(Pristina, USOP August 10, 2001) -- We are very concerned that the media in Macedonia, Kosovo, and elsewhere in Europe are conveying false reports on U.S. support for the so-called National Liberation Army in Macedonia. Spreading misinformation makes it harder to restore a climate in which Macedonia's parties can implement the agreement initialed on August 8. In particular, we are concerned about patently false information reported in the London Sunday Times and Der Spiegel that has been repeated in local media without verification or substantiation. Irresponsible and inflammatory reports undermine the genuine efforts of the international community to support a peaceful solution.
The U.S. is committed to peace and stability in the Balkans. We have supported Macedonia over the last ten years and are committed to its sovereignty, territorial integrity, and further democratic development.
We call on all sides to respect the cease-fire agreement. We strongly condemn a pattern of deliberate cease-fire violations by ethnic Albanian armed groups. We expect these groups to come into full compliance with the terms of the cease-fire agreement. Violence impedes the achievement of political and social progress in the interest of all of Macedonia's people.
There can be no military solution. All parties need to respect the agreement reached at Ochrid.
President Bush's July 24 statement in Kosovo leaves no doubt; the U.S. stands against all who use or support violence against democracy and the rule of law. We have acted to block the flow of private funds from the U.S. to armed extremist groups.

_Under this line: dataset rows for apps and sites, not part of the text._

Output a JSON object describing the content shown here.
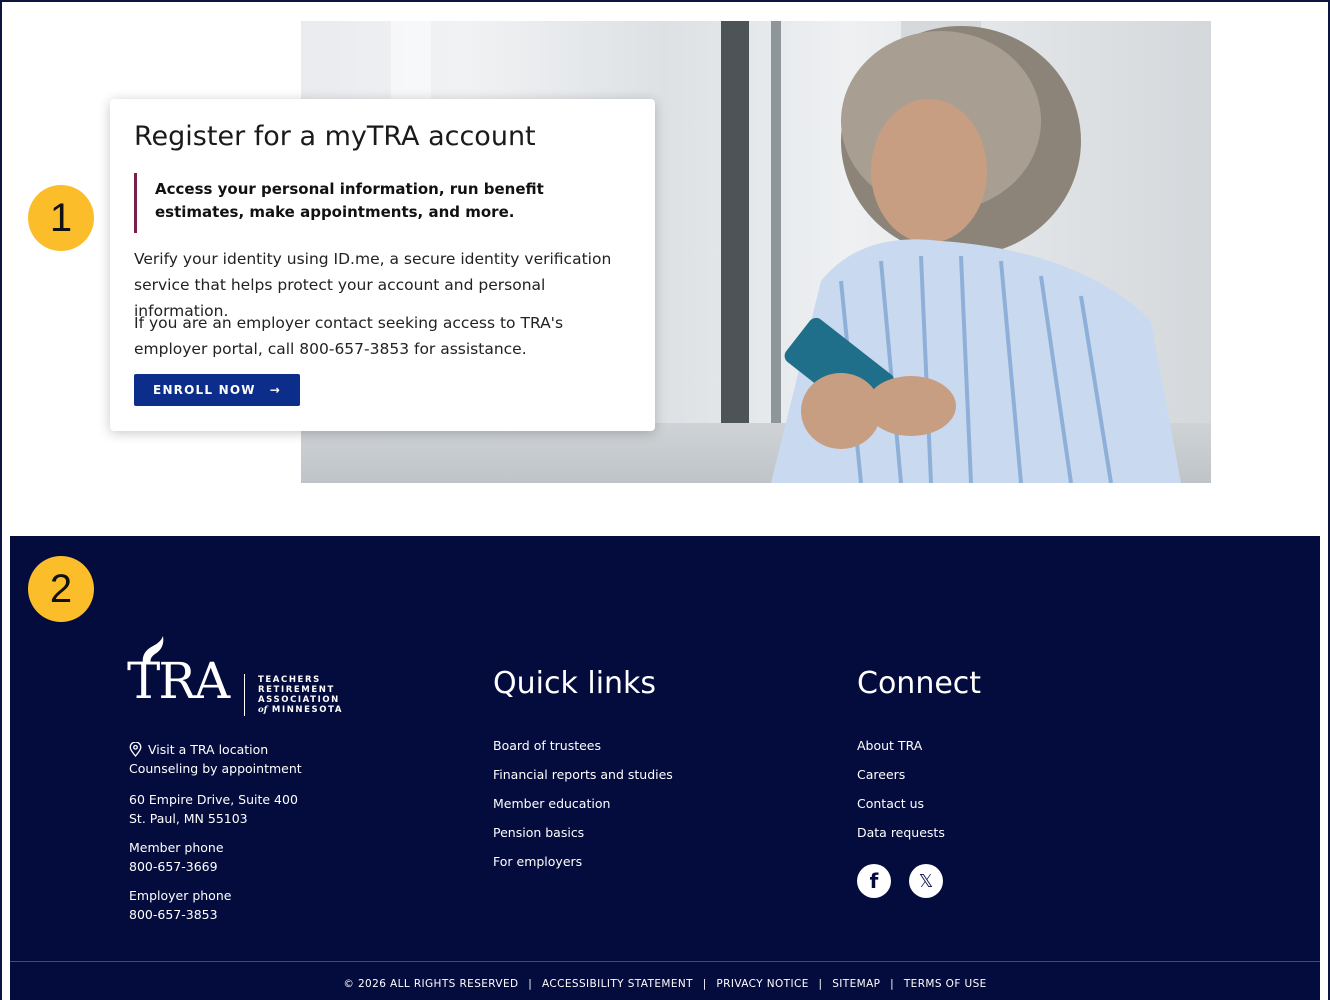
{
  "callouts": [
    "1",
    "2"
  ],
  "hero": {
    "title": "Register for a myTRA account",
    "quote": "Access your personal information, run benefit estimates, make appointments, and more.",
    "paragraph1": "Verify your identity using ID.me, a secure identity verification service that helps protect your account and personal information.",
    "paragraph2": "If you are an employer contact seeking access to TRA's employer portal, call 800-657-3853 for assistance.",
    "cta_label": "ENROLL NOW",
    "cta_arrow": "→"
  },
  "footer": {
    "logo": {
      "wordmark": "TRA",
      "line1": "TEACHERS",
      "line2": "RETIREMENT",
      "line3": "ASSOCIATION",
      "line4_of": "of",
      "line4": "MINNESOTA"
    },
    "contact": {
      "location_link": "Visit a TRA location",
      "counseling": "Counseling by appointment",
      "address_line1": "60 Empire Drive, Suite 400",
      "address_line2": "St. Paul, MN 55103",
      "member_phone_label": "Member phone",
      "member_phone": "800-657-3669",
      "employer_phone_label": "Employer phone",
      "employer_phone": "800-657-3853"
    },
    "quick_links": {
      "title": "Quick links",
      "items": [
        "Board of trustees",
        "Financial reports and studies",
        "Member education",
        "Pension basics",
        "For employers"
      ]
    },
    "connect": {
      "title": "Connect",
      "items": [
        "About TRA",
        "Careers",
        "Contact us",
        "Data requests"
      ],
      "social": [
        {
          "name": "facebook-icon",
          "glyph": "f"
        },
        {
          "name": "x-icon",
          "glyph": "𝕏"
        }
      ]
    },
    "legal": {
      "copyright": "© 2026 ALL RIGHTS RESERVED",
      "sep": "|",
      "links": [
        "ACCESSIBILITY STATEMENT",
        "PRIVACY NOTICE",
        "SITEMAP",
        "TERMS OF USE"
      ]
    }
  },
  "colors": {
    "footer_bg": "#040c3e",
    "button_bg": "#0d2d8a",
    "quote_bar": "#7a1f4c",
    "callout": "#fbbd2a"
  }
}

U.S. troops in KFOR (Task Force Falcon) are heavily engaged in interdicting the flow of arms to the so-called NLA. Thousands of grenades and mortars, hundreds of landmines, and numerous weapons and ammunition rounds have been seized and destroyed. KFOR's intensive, continuous border patrol demonstrates our commitment to act against violent extremists in the region. U.S. soldiers have been wounded and injured during interdiction operations.
The U.S. -- with its EU, NATO, and OSCE partners -- is determined to stand behind Macedonia, as we have for ten years, supporting the development of democratic and market economic institutions and its aspirations for full integration into Euro-Atlantic structures. We maintain our unity and resolve to see peace and order restored to Macedonia.
We call on ethnic Albanian political leaders in Macedonia and Kosovo to support the resolution of the Macedonian conflict through political dialogue and publicly to call for respect of the cease-fire agreement and the full implementation of the peace agreement.
CREDIT -- Press may quote this statement as coming from Michael McClellan, U.S. Office Pristina Spokesman.